On they forge, guided by prophecies that the leader is initially unwilling to accept, towards their fated new home (Adama, like Aeneas in Aeneid book two, needs some persuasion that the various portents pointing the way are of any value.)

Need I remind you that we're constantly getting heavy hints as to the classical origins of our story via the theology of the humans of Battlestar Galactica, who worship the Olympian pantheon of Zeus, Hera et al?

Tentatively, I'd suggest Starbuck's return to Caprica to collect the arrow of Apollo as akin to the visit to the Underworld in Aeneid book six. The arrow of Apollo as the golden bough?

Dave Gibbons on the Watchmen movie

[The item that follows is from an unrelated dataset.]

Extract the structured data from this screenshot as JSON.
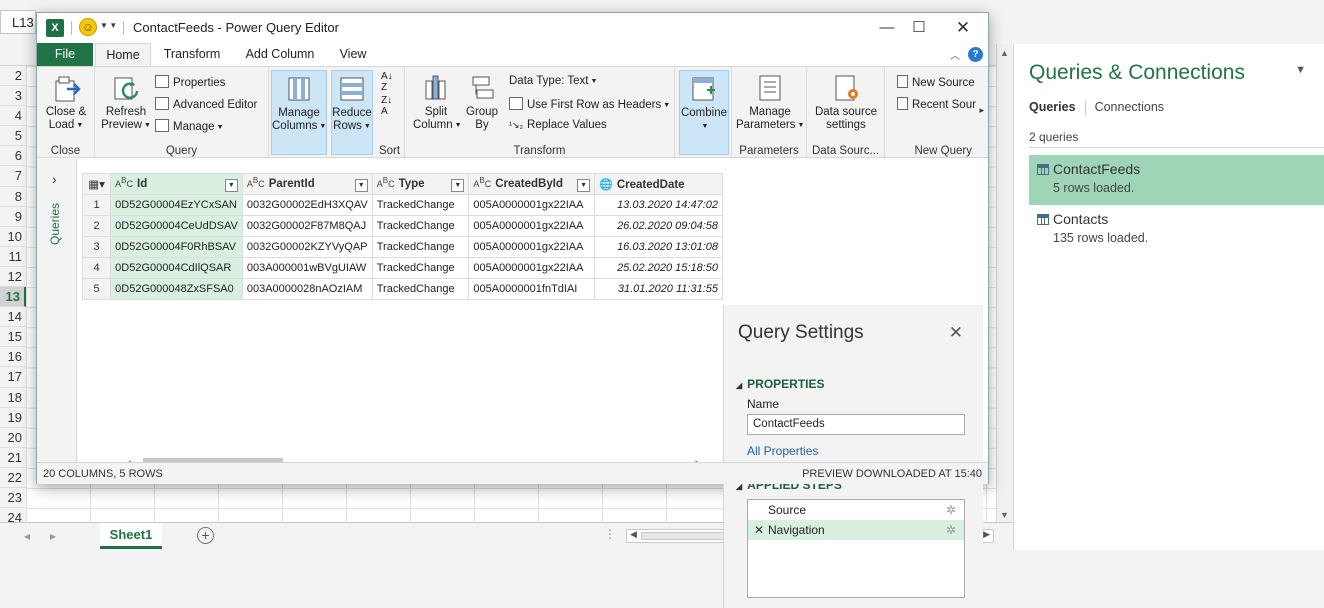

Artist Dave Gibbons' Gut Feelings on the 'Watchmen' Movie
...the thing that's always annoyed me in comics is where characters will be talking in a room and it will suddenly become apparent that one of them has to walk out through a door. So, all of a sudden the artist will draw a door where none had existed before. It just breaks the spell. It's like seeing a magic trick done badly. You know, comics is all about making it believable and helping people to get completely lost in a fictional world. All those things are really all in service of doing that. Wired: Well, do you think that that plays out on screen in what Zack Snyder is doing? Is there a relationship between the believability of the world or the concreteness of the world and being able to make a movie out of it? Being able to move it to another medium? Gibbons: I think so. I have seen a rough cut of the complete thing, and I've been on sets, and I've seen lots of set photos. Everything is done exactly like the comic book. I mean I guess in some ways by having such a comprehensively drawn comic book, they had a really good basis to build everything on. But certainly the amount of detail and the consistency of the characters aging or the way the action takes place in a given setting does have that ring of absolute believability. Obviously it goes beyond that, because there is motion and there's sound. But I think that the film does have the same richness as the comic book.